(a) The function is even if for every $x$ from its domain $f(-x)=f(x)$. If the graph of the function is symmetric with respect to $y$ axis then the function is even. The examples are $f(x)=x^2$, $f(x)=\cos x$, $f(x)=2x^4+1.$ (b) (a) The function is odd if for every $x$ from its domain $f(-x)=-f(x)$. If the graph of the function is symmetric with respect to the origin then the function is even. The examples are $f(x)=x$, $f(x)=\sin x$, $f(x)=x^3.$
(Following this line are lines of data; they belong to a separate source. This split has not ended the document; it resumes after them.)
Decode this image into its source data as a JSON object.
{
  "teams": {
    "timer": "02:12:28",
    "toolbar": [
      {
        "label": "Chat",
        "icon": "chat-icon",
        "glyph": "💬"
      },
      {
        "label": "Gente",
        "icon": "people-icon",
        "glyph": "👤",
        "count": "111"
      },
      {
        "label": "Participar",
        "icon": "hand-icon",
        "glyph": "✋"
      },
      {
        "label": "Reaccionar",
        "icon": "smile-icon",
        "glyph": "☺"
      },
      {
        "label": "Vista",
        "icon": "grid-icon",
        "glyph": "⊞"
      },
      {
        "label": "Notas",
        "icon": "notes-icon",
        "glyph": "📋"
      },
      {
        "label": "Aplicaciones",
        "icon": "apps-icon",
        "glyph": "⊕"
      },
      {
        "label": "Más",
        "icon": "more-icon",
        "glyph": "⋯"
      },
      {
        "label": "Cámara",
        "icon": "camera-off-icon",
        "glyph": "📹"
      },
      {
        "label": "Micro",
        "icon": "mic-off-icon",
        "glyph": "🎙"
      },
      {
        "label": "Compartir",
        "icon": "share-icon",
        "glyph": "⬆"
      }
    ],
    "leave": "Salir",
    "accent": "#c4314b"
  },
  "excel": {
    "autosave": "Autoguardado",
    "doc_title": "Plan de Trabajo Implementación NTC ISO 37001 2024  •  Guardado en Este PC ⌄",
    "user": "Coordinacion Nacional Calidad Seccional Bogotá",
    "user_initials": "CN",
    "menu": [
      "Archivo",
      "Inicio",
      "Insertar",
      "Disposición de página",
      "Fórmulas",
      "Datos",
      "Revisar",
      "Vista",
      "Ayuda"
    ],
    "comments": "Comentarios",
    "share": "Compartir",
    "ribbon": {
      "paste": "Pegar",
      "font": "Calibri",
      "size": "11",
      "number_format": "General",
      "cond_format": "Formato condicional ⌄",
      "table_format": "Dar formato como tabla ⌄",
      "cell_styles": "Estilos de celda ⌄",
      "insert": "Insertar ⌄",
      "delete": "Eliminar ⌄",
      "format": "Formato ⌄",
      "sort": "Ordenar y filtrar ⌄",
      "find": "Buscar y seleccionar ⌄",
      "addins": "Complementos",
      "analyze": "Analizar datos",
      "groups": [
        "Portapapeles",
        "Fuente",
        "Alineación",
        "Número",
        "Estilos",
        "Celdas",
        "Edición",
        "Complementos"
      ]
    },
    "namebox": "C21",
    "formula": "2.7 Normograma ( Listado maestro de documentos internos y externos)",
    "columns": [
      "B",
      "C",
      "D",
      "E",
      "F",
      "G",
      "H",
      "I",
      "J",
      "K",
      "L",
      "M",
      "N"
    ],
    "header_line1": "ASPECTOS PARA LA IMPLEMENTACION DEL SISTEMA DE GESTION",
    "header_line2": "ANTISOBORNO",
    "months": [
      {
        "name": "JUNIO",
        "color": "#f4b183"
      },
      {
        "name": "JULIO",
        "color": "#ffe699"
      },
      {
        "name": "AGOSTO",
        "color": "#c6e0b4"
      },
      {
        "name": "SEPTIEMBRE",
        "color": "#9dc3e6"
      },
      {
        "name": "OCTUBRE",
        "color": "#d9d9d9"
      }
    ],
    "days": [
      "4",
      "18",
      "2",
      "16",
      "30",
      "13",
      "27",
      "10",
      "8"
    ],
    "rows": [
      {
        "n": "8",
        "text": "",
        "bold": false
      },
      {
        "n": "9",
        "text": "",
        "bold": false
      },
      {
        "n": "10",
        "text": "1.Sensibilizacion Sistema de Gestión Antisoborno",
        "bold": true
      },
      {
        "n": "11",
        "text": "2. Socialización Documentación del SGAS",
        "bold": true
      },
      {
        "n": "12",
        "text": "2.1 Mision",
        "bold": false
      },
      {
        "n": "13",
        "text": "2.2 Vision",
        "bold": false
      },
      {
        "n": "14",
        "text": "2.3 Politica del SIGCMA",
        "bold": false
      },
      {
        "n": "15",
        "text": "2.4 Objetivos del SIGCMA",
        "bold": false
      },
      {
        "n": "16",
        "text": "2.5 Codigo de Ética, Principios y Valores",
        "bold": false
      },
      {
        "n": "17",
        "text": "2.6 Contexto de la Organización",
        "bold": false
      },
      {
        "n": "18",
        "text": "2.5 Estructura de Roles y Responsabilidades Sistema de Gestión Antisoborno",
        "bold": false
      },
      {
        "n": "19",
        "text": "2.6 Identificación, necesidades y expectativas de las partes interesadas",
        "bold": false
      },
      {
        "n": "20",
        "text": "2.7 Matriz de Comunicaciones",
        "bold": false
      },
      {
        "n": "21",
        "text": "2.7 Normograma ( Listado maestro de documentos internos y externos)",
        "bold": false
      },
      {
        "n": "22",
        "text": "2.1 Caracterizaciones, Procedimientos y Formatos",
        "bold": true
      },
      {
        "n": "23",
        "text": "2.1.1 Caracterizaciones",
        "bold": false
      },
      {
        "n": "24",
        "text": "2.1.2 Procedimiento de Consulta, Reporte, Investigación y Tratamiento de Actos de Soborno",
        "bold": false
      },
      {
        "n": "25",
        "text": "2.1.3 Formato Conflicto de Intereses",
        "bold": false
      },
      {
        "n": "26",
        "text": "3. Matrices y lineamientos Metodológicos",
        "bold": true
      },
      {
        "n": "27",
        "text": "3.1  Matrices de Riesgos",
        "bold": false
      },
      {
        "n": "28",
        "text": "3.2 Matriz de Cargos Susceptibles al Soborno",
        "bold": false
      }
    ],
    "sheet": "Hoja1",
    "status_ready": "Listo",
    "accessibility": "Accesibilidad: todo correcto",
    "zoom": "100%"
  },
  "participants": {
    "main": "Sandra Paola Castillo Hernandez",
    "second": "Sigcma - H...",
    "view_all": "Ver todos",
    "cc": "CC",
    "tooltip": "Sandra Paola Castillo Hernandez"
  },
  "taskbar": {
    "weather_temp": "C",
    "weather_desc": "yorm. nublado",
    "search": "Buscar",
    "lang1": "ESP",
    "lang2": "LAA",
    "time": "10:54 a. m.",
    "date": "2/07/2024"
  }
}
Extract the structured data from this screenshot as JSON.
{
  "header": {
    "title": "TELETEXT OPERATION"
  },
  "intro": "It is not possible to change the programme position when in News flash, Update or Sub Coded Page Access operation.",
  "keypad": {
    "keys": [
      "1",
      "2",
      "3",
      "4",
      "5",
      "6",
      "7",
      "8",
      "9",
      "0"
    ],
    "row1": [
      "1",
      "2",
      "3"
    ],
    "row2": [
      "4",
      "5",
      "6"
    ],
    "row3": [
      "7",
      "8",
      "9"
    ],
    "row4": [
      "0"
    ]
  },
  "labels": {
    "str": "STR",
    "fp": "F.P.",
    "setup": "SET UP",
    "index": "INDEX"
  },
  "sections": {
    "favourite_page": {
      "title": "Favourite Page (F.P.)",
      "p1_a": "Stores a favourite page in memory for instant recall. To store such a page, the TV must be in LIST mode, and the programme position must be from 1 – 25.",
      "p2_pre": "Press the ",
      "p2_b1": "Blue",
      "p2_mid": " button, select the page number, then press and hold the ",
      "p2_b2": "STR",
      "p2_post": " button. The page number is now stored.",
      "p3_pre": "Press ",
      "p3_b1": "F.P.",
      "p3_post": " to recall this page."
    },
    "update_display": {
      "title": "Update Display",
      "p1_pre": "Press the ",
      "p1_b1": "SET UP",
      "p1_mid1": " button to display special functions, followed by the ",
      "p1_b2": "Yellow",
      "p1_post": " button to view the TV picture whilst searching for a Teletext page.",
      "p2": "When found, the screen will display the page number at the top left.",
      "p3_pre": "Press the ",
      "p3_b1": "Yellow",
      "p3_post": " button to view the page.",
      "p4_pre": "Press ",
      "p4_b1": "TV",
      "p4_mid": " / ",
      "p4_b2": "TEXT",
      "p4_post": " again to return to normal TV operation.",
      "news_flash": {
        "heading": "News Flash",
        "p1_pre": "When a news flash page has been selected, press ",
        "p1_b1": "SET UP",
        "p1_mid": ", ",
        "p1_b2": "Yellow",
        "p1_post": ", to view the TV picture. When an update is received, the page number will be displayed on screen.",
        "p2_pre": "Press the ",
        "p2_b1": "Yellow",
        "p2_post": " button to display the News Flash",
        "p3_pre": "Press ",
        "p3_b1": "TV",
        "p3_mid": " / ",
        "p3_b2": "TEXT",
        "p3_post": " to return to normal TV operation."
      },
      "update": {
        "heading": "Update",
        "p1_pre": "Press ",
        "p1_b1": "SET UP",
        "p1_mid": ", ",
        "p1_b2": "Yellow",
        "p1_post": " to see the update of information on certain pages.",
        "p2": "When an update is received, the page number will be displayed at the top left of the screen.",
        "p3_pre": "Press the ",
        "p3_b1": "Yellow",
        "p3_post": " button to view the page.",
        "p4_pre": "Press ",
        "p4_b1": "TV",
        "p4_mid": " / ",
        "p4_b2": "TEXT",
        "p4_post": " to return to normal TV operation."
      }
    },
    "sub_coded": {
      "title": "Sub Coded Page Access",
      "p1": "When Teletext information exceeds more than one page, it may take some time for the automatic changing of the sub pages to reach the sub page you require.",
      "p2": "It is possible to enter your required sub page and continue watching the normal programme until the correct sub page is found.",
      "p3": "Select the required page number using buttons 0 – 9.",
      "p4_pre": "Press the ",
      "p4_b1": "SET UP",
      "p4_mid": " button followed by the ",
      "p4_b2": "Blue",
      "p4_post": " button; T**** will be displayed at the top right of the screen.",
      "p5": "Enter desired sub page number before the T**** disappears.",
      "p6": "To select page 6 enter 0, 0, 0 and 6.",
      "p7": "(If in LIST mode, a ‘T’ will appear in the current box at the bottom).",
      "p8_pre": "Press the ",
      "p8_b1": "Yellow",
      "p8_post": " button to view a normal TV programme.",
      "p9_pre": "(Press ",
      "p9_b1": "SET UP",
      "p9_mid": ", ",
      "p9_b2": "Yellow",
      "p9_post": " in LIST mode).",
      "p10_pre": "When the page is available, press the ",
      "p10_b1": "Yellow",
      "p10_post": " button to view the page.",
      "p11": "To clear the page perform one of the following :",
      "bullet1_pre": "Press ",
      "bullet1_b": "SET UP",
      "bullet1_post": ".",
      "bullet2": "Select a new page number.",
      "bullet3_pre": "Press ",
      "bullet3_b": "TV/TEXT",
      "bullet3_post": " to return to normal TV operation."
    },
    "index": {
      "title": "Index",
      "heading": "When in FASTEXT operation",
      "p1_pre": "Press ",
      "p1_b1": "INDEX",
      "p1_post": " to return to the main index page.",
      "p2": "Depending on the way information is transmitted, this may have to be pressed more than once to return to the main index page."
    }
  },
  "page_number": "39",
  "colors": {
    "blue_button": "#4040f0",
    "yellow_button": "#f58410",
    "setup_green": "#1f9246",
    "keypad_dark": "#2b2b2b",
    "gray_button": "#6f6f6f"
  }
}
(a) The function is even if for every $x$ from its domain $f(-x)=f(x)$. If the graph of the function is symmetric with respect to $y$ axis then the function is even. This is because whatever "happens" to the function at $x$, the same will happen at $-x$. The examples are $f(x)=x^2$, $f(x)=\cos x$, $f(x)=2x^4+1.$ This is because $$(-x)^2=x^2,\quad \cos{-x}=\cos x,\quad 2(-x)^4+1=2x^4+1$$ (b) (a) The function is odd if for every $x$ from its domain $f(-x)=-f(x)$. If the graph of the function is symmetric with respect to the origin then the function is even. This is because if the function passes through the point $(x,y)$, it will pass through the point $(-x,-y)$. The examples are $f(x)=x$, $f(x)=\sin x$, $f(x)=x^3.$ This is because $$(-x)=-x,\quad (-x)^3=-x^3,\quad \sin(-x)=-\sin x.$$